What would you like to see change in film exhibition in the future?

Right now I think above all else I’m yearning for stability. That’s obviously been impossible this last year but even before that, I feel my life in film exhibition for a long time has been about just spinning plates. I’ve been part of good things, things I’m proud of, but there’s been a precarity to it. There’s no sense that the absolute best of what working in film exhibition can be, should be expected as the norm or possible without compromises. I want to feel like in the future I want the good things, good events, good practices, good moments, are all groundwork for more good things.

Do you have a favourite highlight from working in film exhibition so far?

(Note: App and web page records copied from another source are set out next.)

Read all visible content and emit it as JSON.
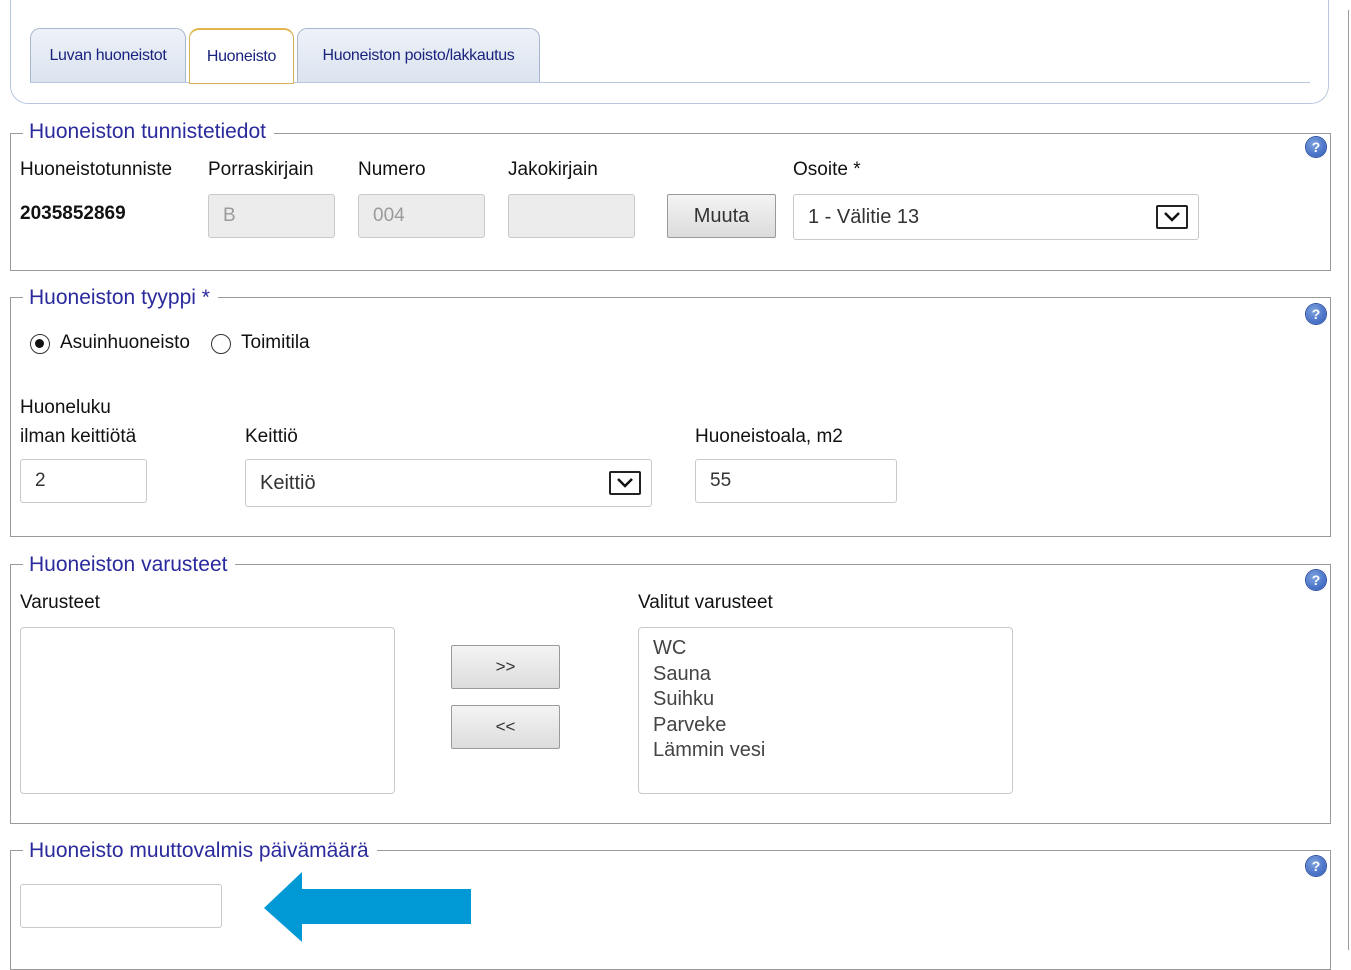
{
  "tabs": [
    {
      "label": "Luvan huoneistot",
      "active": false
    },
    {
      "label": "Huoneisto",
      "active": true
    },
    {
      "label": "Huoneiston poisto/lakkautus",
      "active": false
    }
  ],
  "help_symbol": "?",
  "identification": {
    "legend": "Huoneiston tunnistetiedot",
    "id_label": "Huoneistotunniste",
    "id_value": "2035852869",
    "stair_label": "Porraskirjain",
    "stair_value": "B",
    "number_label": "Numero",
    "number_value": "004",
    "division_label": "Jakokirjain",
    "division_value": "",
    "change_button": "Muuta",
    "address_label": "Osoite *",
    "address_value": "1 - Välitie 13"
  },
  "type": {
    "legend": "Huoneiston tyyppi",
    "required_mark": "*",
    "options": [
      {
        "label": "Asuinhuoneisto",
        "checked": true
      },
      {
        "label": "Toimitila",
        "checked": false
      }
    ],
    "rooms_label_line1": "Huoneluku",
    "rooms_label_line2": "ilman keittiötä",
    "rooms_value": "2",
    "kitchen_label": "Keittiö",
    "kitchen_value": "Keittiö",
    "area_label": "Huoneistoala, m2",
    "area_value": "55"
  },
  "equipment": {
    "legend": "Huoneiston varusteet",
    "available_label": "Varusteet",
    "available_items": [],
    "add_button": ">>",
    "remove_button": "<<",
    "selected_label": "Valitut varusteet",
    "selected_items": [
      "WC",
      "Sauna",
      "Suihku",
      "Parveke",
      "Lämmin vesi"
    ]
  },
  "ready_date": {
    "legend": "Huoneisto muuttovalmis päivämäärä",
    "value": ""
  },
  "colors": {
    "legend": "#2a2a9c",
    "tab_text": "#1a237e",
    "arrow": "#0099d6"
  }
}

I’m so lucky because I have a lot to choose from. I’ll pick one from Leeds International Film Festival back in 2014. Watching a family friendly matinee of Song of the Sea at the Picture House to a packed audience of people of all ages. I’d stepped in near the back to see how it was going and the light of the film caught the faces of the audience and what I saw was this mass of people completely bewitched, leaning forward in their seats, so silent you could hear a pin drop, mouths open and 100% in love with these characters they had only met within the hour but would remember for years to come.

Is there a film you love that you wish could be seen more widely by audiences?

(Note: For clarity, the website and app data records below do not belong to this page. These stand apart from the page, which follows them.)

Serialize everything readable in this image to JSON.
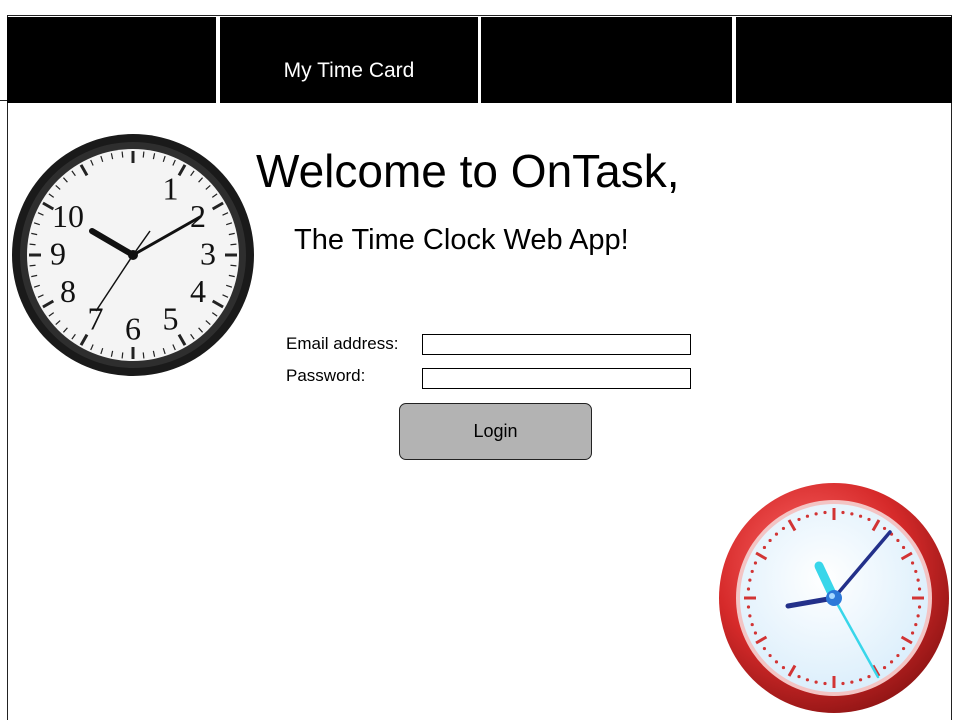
{
  "nav": {
    "tabs": [
      {
        "label": ""
      },
      {
        "label": "My Time Card"
      },
      {
        "label": ""
      },
      {
        "label": ""
      }
    ]
  },
  "welcome": {
    "title": "Welcome to OnTask,",
    "subtitle": "The Time Clock Web App!"
  },
  "login_form": {
    "email_label": "Email address:",
    "email_value": "",
    "password_label": "Password:",
    "password_value": "",
    "login_button": "Login"
  },
  "decor": {
    "left_clock": {
      "icon": "analog-clock-icon",
      "numerals": [
        "1",
        "2",
        "3",
        "4",
        "5",
        "6",
        "7",
        "8",
        "9",
        "10"
      ]
    },
    "right_clock": {
      "icon": "red-analog-clock-icon"
    }
  },
  "colors": {
    "nav_background": "#000000",
    "nav_text": "#ffffff",
    "button_background": "#b3b3b3",
    "right_clock_rim": "#d62a2a"
  }
}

I’m going to pick a film that hasn’t actually been released yet which I adore and think of often. It’s First Cow directed by Kelly Reichardt who is one of my favourite directors. It’s a narratively slight film ostensibly about the first cow arriving in a frontier era outpost in Oregon but it’s actually about friendship and masculinity but a really beautiful version of masculinity where all the bad things which get wrapped up in that word are stripped away. It is out in May and I haven’t worked out how to help it find it’s right audience yet but I’m really looking forward to trying as I think it could very easily be missed.

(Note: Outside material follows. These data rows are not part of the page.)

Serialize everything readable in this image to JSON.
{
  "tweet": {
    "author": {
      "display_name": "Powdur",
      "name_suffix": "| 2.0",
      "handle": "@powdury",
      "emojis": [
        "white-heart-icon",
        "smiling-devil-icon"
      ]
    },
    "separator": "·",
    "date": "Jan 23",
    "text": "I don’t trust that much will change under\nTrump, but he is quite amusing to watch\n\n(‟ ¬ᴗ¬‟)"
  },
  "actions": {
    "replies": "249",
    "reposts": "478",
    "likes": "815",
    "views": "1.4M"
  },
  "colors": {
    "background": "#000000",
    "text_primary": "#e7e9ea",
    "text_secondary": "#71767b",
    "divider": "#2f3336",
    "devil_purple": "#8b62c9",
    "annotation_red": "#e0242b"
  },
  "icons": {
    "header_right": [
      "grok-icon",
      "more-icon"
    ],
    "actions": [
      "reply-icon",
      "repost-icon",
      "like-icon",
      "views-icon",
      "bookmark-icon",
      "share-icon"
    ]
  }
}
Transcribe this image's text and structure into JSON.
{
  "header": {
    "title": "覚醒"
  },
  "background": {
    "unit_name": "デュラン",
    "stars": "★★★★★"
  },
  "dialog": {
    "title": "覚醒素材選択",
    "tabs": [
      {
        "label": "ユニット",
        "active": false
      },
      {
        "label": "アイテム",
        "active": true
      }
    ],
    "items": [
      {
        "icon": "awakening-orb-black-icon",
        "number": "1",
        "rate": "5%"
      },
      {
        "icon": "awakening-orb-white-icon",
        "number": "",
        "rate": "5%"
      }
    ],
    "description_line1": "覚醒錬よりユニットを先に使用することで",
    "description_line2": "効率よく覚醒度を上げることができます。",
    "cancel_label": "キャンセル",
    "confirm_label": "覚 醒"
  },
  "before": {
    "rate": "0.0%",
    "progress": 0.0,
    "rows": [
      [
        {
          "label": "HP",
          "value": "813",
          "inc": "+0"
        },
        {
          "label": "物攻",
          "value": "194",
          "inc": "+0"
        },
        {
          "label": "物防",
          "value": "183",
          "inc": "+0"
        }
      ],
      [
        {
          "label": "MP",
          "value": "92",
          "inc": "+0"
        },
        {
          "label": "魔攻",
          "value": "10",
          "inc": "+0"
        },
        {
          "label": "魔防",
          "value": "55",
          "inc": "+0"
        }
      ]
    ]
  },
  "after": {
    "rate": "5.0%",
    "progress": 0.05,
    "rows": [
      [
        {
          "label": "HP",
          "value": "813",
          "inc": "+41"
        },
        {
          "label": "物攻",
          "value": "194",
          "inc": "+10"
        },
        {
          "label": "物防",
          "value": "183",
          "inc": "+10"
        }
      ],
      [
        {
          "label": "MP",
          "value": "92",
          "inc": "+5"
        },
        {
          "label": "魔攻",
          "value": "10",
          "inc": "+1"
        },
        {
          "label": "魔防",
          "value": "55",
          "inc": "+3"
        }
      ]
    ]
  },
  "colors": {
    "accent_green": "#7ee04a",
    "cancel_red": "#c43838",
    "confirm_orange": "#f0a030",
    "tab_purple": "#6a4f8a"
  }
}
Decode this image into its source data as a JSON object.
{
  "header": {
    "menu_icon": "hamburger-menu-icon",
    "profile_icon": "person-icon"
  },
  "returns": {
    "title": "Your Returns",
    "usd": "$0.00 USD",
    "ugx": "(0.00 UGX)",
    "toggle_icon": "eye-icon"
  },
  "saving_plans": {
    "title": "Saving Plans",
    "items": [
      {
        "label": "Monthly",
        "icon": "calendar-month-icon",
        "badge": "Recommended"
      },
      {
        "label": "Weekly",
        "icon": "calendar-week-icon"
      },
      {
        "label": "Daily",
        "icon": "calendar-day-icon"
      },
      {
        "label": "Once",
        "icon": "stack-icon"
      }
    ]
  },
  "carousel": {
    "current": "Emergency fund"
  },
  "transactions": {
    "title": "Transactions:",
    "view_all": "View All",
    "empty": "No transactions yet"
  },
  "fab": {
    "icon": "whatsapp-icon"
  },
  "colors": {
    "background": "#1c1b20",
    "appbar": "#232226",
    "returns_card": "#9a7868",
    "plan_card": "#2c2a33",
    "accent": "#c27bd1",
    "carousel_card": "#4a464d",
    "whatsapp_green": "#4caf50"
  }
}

Do you have a favourite cinema-going memory as part of an audience?

I don’t remember the year but watching a performance created using a bank of film projectors at the Picture House by American artist Bruce McClure. It was organised by Will Rose of Pavilion and was one of the most moving cinematic experiences I’ve ever had. Completely beautiful and physical, it used the space in a way that was totally different to anything else I’ve ever seen. It also represents one of the points when I came to understand Will is a programmer or curator, whatever you want to call it, who I trust completely which is a very lucky thing to get as an audience member.

Which filmmaker’s work means the most to you?

I don’t know if I would be where I am today if I hadn’t stumbled upon the films of Wong Kar-Wai playing late at night on channel 4 when I was a teenager. In particular Happy Together and Fallen Angels then later In the Mood for Love introduced me to a kind of visually beautiful, emotionally complex film which is still my idea of perfection today.

Which new film have you loved recently that you would recommend to audiences?

There have been a lot of amazing small independent films released digitally over the past year that I think are so interesting, films like Black Bear that has been added to the Leeds Film Player this week. It’s the sort of small American Indie that can easily come and go and not really get seen by an audience. I can’t quite pinpoint the genre but that’s part of why I really loved it. I felt like it’s one where the makers were really enjoying playing around with the form and the experimentation is intriguing and refreshing.


Part of LIFF Behind the Scenes